The classroom as we know it, invented by the Prussians a hundred and fifty years ago, and adopted across Europe and America as Germany rose to world power status, features a teacher sitting before a chalkboard while the pupils sit and face the teacher. As the center of attention – and the master of the environment – the teacher has absolute power, controlling, containing and managing the behavior of the students under supervision.

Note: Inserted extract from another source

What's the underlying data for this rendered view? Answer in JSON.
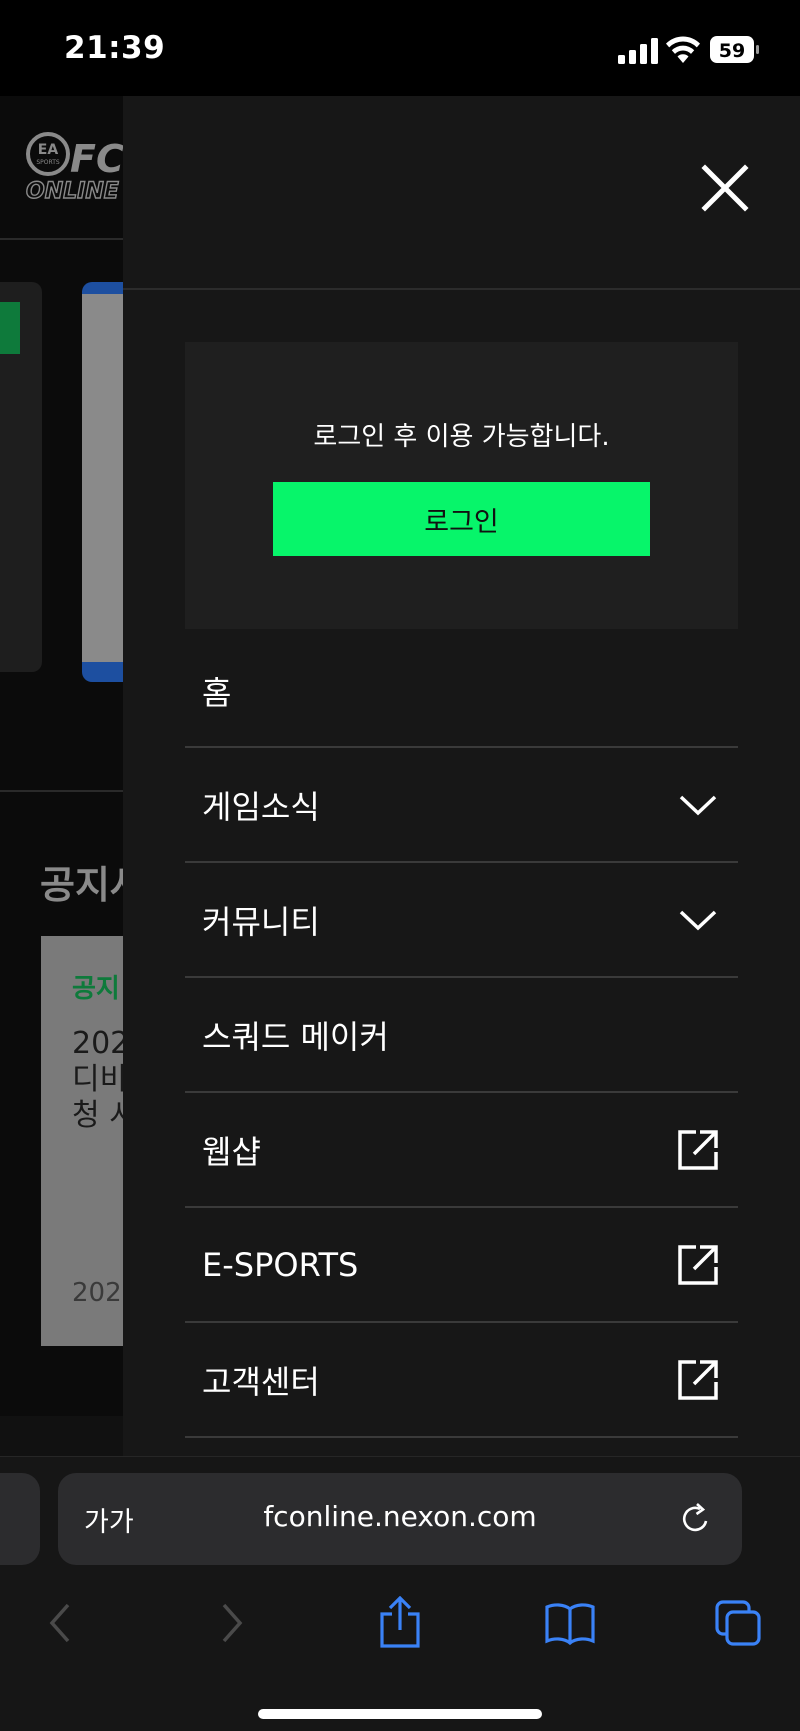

The power relations of education have reversed. The student can instantly summon parents – or any professional – to support any efforts to resist the teacher’s negativity. Teachers can’t throw their weight around anymore, because students can now hold those power games in check with powers of their own. The new power relations of the classroom already extend throughout the entire world. Now that perhaps a billion and a half people carry networked video cameras in their pockets, the opportunities for a sudden turning of the tables have multiplied furiously. This fundamental reconfiguration of power relations has been even less remarked upon than the sudden upswing in human connectivity. This redistribution of power comes as the inevitable consequence of our sudden omnipresence.